Directions for this task: The expected answer comprises all lines from the entries that contain the string "Specific".

=== Records for the exercise ===

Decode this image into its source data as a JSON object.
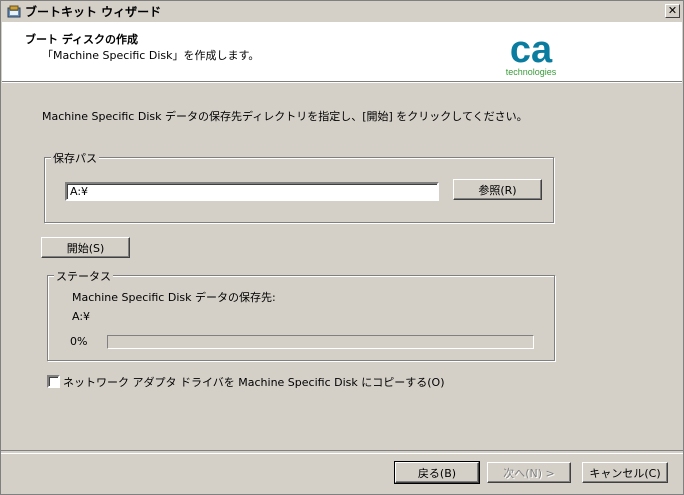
{
  "window": {
    "title": "ブートキット ウィザード",
    "close_glyph": "✕"
  },
  "header": {
    "title": "ブート ディスクの作成",
    "subtitle": "「Machine Specific Disk」を作成します。",
    "logo": {
      "mark": "ca",
      "text": "technologies",
      "color": "#0a7c9f",
      "text_color": "#3a9a3a"
    }
  },
  "instruction": "Machine Specific Disk データの保存先ディレクトリを指定し、[開始] をクリックしてください。",
  "save_path": {
    "group_label": "保存パス",
    "value": "A:¥",
    "browse_label": "参照(R)"
  },
  "start_label": "開始(S)",
  "status": {
    "group_label": "ステータス",
    "dest_label": "Machine Specific Disk データの保存先:",
    "dest_value": "A:¥",
    "progress_text": "0%",
    "progress": 0
  },
  "copy_driver": {
    "label": "ネットワーク アダプタ ドライバを Machine Specific Disk にコピーする(O)",
    "checked": false
  },
  "buttons": {
    "back": "戻る(B)",
    "next": "次へ(N) >",
    "cancel": "キャンセル(C)"
  }
}
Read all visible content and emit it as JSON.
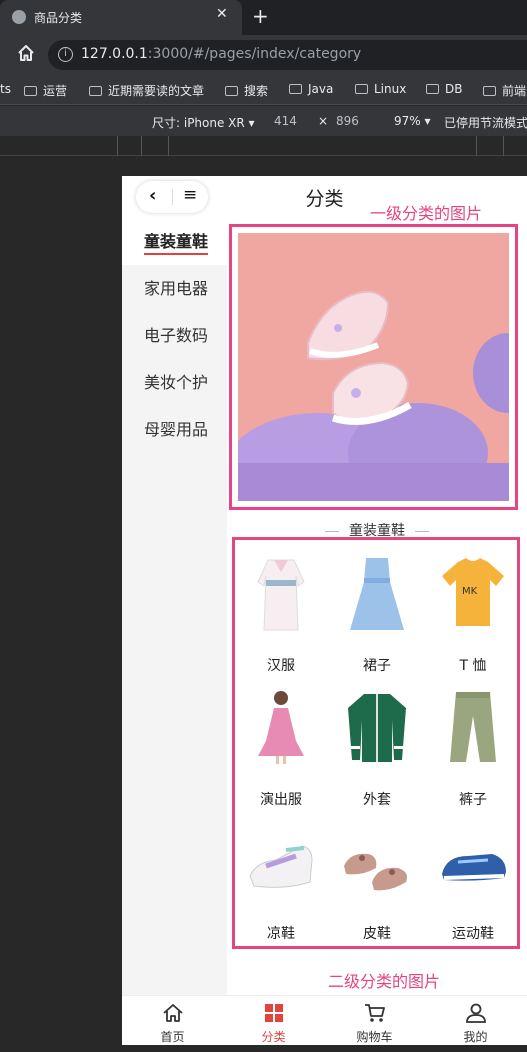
{
  "browser": {
    "tab_title": "商品分类",
    "new_tab": "+",
    "close": "✕",
    "url_host": "127.0.0.1",
    "url_path": ":3000/#/pages/index/category",
    "bookmarks": [
      "ts",
      "运营",
      "近期需要读的文章",
      "搜索",
      "Java",
      "Linux",
      "DB",
      "前端"
    ],
    "device": {
      "size_label": "尺寸: iPhone XR ▾",
      "width": "414",
      "x": "×",
      "height": "896",
      "zoom": "97% ▾",
      "throttle": "已停用节流模式"
    }
  },
  "app": {
    "nav_title": "分类",
    "capsule_back": "‹",
    "capsule_menu": "≡",
    "annotation_top": "一级分类的图片",
    "annotation_bottom": "二级分类的图片",
    "categories": [
      {
        "label": "童装童鞋",
        "active": true
      },
      {
        "label": "家用电器",
        "active": false
      },
      {
        "label": "电子数码",
        "active": false
      },
      {
        "label": "美妆个护",
        "active": false
      },
      {
        "label": "母婴用品",
        "active": false
      }
    ],
    "section_title": "童装童鞋",
    "subcategories": [
      {
        "label": "汉服"
      },
      {
        "label": "裙子"
      },
      {
        "label": "T 恤"
      },
      {
        "label": "演出服"
      },
      {
        "label": "外套"
      },
      {
        "label": "裤子"
      },
      {
        "label": "凉鞋"
      },
      {
        "label": "皮鞋"
      },
      {
        "label": "运动鞋"
      }
    ],
    "tabs": [
      {
        "label": "首页",
        "active": false
      },
      {
        "label": "分类",
        "active": true
      },
      {
        "label": "购物车",
        "active": false
      },
      {
        "label": "我的",
        "active": false
      }
    ]
  },
  "colors": {
    "accent": "#e0443e",
    "annotation": "#e64482",
    "banner_bg": "#f0a7a1"
  }
}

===

Task output:
    "subtitle": "「Machine Specific Disk」を作成します。",
  "instruction": "Machine Specific Disk データの保存先ディレクトリを指定し、[開始] をクリックしてください。",
    "dest_label": "Machine Specific Disk データの保存先:",
    "label": "ネットワーク アダプタ ドライバを Machine Specific Disk にコピーする(O)",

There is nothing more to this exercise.